Engineering and Physical Science
SIPPC: Self-Initiated Prone Progressive Crawler
Self-generated mobility via locomotion is a key for the cognitive, social and motor development of young infants. Children with disabilities such as cerebral palsy, Down’s syndrome, or Spina-Bifida do not usually explore their environment like typically developing children.
The Self-Initiated Prone Progressive Crawler (SIPPC) facilitates crawling in infants who are unable to perform the act of locomotion independently. It senses the infant’s intent and provides gentle encouragement to assist the movement using a controller, motors, and input transducers.
Mobility mode: If the SIPPC detects any motion in any direction, it will continue to move in that direction for three seconds, providing motivation for the baby to make the SIPPC move again.
Force (Kinetic) mode: A force plate on the SIPPC that the baby lies on measures shifts in weight, determines which direction the baby wants to move and moves in that direction.

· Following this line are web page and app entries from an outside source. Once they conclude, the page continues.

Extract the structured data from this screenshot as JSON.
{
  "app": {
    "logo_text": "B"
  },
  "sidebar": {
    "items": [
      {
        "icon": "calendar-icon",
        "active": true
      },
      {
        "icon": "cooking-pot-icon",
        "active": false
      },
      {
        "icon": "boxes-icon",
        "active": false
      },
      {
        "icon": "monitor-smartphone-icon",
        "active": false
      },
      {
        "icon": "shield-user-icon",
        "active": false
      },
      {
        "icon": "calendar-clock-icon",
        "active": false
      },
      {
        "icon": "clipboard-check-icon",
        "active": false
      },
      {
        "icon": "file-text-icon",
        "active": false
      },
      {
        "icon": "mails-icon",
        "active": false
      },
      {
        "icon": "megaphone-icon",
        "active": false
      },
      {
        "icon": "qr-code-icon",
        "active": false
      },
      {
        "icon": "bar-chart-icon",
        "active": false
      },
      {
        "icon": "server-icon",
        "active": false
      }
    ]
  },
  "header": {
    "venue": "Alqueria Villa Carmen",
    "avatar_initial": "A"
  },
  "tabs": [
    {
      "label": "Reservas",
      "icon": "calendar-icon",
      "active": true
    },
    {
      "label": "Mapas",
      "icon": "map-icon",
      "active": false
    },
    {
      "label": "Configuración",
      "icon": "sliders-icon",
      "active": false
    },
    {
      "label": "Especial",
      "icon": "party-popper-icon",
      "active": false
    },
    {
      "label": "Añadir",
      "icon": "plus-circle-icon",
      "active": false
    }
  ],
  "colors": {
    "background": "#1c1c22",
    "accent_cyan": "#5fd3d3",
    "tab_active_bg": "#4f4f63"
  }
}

Safety has been addressed on several levels including padded top surface, head support, and infrared proximity detectors to eliminate contact between the device and vertical surfaces. Additionally the motors and controllers are designed to limit propulsion speeds via both software and hardware limit switches. Propulsion distance is also limited following an activation event.